My own experience of Verostko’s prints finds this inherent form fascinating because it is somehow analogous to natural structures (as Verostko notes), yet obviously stems from an artificial source. In a sense, it has built up a parallel hierarchy of form which operates on the same level as the coils of a seashell, yet originated in the mind of its creator. This is probably best illustrated by the sculpture of Helaman Ferguson, whose toruses and everted spheres are the solutions to equations he solves, and then sculpts with the aid of a computer. [9]

[Plate XXXV: Ferguson’s torus]

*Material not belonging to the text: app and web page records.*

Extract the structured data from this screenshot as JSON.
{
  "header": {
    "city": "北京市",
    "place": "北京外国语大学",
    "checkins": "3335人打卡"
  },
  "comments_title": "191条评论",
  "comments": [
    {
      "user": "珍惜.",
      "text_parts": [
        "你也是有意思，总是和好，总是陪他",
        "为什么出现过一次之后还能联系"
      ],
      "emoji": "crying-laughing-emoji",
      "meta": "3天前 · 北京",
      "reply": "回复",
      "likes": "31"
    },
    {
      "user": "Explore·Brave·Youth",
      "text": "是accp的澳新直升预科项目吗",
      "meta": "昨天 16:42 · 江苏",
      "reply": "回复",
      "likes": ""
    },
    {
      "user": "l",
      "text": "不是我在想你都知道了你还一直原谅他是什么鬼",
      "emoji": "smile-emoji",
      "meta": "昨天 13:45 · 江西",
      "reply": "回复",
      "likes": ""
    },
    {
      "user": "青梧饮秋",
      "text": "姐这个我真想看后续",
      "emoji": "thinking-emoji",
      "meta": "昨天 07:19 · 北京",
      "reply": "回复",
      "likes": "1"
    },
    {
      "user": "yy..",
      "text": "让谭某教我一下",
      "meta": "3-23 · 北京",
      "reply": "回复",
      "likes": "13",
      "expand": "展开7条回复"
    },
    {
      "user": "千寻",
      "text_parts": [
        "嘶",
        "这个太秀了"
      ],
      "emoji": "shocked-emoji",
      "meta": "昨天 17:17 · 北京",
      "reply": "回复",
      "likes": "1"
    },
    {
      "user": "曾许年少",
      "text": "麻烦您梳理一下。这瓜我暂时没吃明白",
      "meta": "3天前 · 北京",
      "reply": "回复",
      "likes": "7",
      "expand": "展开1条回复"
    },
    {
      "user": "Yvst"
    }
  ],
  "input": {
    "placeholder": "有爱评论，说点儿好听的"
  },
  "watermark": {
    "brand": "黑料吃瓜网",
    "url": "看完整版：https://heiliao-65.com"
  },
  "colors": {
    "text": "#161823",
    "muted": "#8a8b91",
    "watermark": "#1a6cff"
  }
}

Unlike the organic forms of Latham and others which set out to emulate evolution, the Algoristic form runs parallel to it. Algoristic forms arrive at this state, Latham (so it seems) strives for it. Connecting the two artforms, however, is a similar quality of fascination with growth and artificial, yet naturalistic, forms underpins the art of William Latham.

The aesthetic roots of algoristic artforms are, I believe, quite separate to those arising from direct manipulation. The algoristic forms underpinned by “visually obvious” mathematical processes, ones that are made manifest by the art through its intricate geometry. By contrast, images created through the GUI often stem from an artist’s previous non-computer experience: they are underpinned by a data structure that is not made manifest in their visual form. Internal complexity results in more usable art software and a greater finesse of effect; whereas the simpler algorithmic art is an elegant result to a carefully worked-out rule. Yet Hébert feels it is more artist- than process-dependent, and points to the “continuum of complexities, awkwardness, refinement.”[10]

As a movement, the Algorists are rather loosely-related, but it is interesting to see any such group arising in the generally fragmented Computer Art scene. Their approach may best be understood by examining the work of Jean-Pierre Hébert himself, who outlines his approach to art creation from the standpoint of building and executing algorithms with specific visual consequences.

[1] Correspondence with JPH, Nov 2002

[2] Constructivism: Origins and Evolution George Rickey (New York 1995), p157

[3] “Algorithms and the Artist” Roman Verostko, paper for a panel on Algorithms and the Artist at the Fourth International Symposium on Electronic Art, Helsinki, September 1994.

[4] From “Algorithms and the Artist”, Roman Verostko (presented at conference in Helsinki, 1994)

[5] “Epigenetic Painting Software As Genotype, A New Dimension of Art” by Roman Verostko, 1988

[6] Verostko, ibid.

[7] “Formal Logic and Self Expression”, F. Kenton Musgrave, find http:// ref

[8] Correspondence with JPH, Nov 2002.

[9] ref to Ferguson

[10] Correspondence with JPH, Nov 2002.